I see 2 types of patients in my orthopedic practice: people that are inactive and “rust out” and people that are active and “wear out.” Rust out issues are much more difficult to treat. Our joints are like a barn door, if it is rarely opened, it will rust shut; articular cartilage must be lubricated. Motion produces a cascade sequence that lubricates the joint. If joints aren’t lubricated arthritis will set in and permanently limit future motion. No motion by choice leads to no-motion by a bad choice.
Let’s look at the knee. The biggest culprit for premature aging is too much sitting. When the knee bends to 90 degrees of flexion, the contact pressure between the cartilage on the kneecap and the cartilage on the femur increases to 2-3 times your body weight. Cartilage is initially like fresh coconut: thick, rubbery and smooth. When deterioration occurs the cartilage becomes soft like a wet sponge, starts to fragment and eventually is worn down like treads on a bald car tire.
Preventative treatment aimed at delaying this aging process includes extending your knee while sitting, adjusting the height of your chair to determine the most comfortable amount of flexion for your knee, and taking multiple breaks from the sitting position.
By far, the best exercise for the knee is a stationary, road or mountain bike.

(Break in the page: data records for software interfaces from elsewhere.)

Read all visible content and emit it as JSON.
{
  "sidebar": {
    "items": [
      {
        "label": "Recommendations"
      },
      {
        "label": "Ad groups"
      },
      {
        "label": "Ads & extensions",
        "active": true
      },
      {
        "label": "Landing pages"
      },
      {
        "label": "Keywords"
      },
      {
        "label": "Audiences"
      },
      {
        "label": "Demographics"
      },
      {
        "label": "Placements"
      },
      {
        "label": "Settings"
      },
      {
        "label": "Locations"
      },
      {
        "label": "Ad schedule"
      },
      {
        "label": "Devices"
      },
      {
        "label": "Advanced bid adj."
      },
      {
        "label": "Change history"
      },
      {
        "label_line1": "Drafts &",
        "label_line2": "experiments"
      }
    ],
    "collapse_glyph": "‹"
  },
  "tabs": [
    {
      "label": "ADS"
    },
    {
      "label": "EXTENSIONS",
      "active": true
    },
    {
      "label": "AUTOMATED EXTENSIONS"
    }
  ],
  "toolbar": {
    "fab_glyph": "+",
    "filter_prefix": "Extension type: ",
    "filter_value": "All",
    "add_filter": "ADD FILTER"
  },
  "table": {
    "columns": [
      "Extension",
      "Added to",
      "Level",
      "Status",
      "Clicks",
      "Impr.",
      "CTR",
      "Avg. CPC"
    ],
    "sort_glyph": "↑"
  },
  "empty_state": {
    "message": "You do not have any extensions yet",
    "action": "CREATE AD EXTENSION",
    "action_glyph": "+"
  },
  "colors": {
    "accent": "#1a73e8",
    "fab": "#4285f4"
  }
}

This exercise puts less weight across the joint surfaces and the repetitive cycling motion lubricates the cartilage. I recommend for people with sedentary jobs to ride at 20 minutes on the bike per day. The spinning motion that occurs with pedaling is the equivalent of squirting a can of oil in your joints. The process lubricates and nourishes the cartilage that you already have and stimulates the repair of cartilage that has been previously damaged.
Riding 20 minutes per day will lead to knees that feel 20 years younger. Prevent the rust and delay the wear, now that’s a great ride!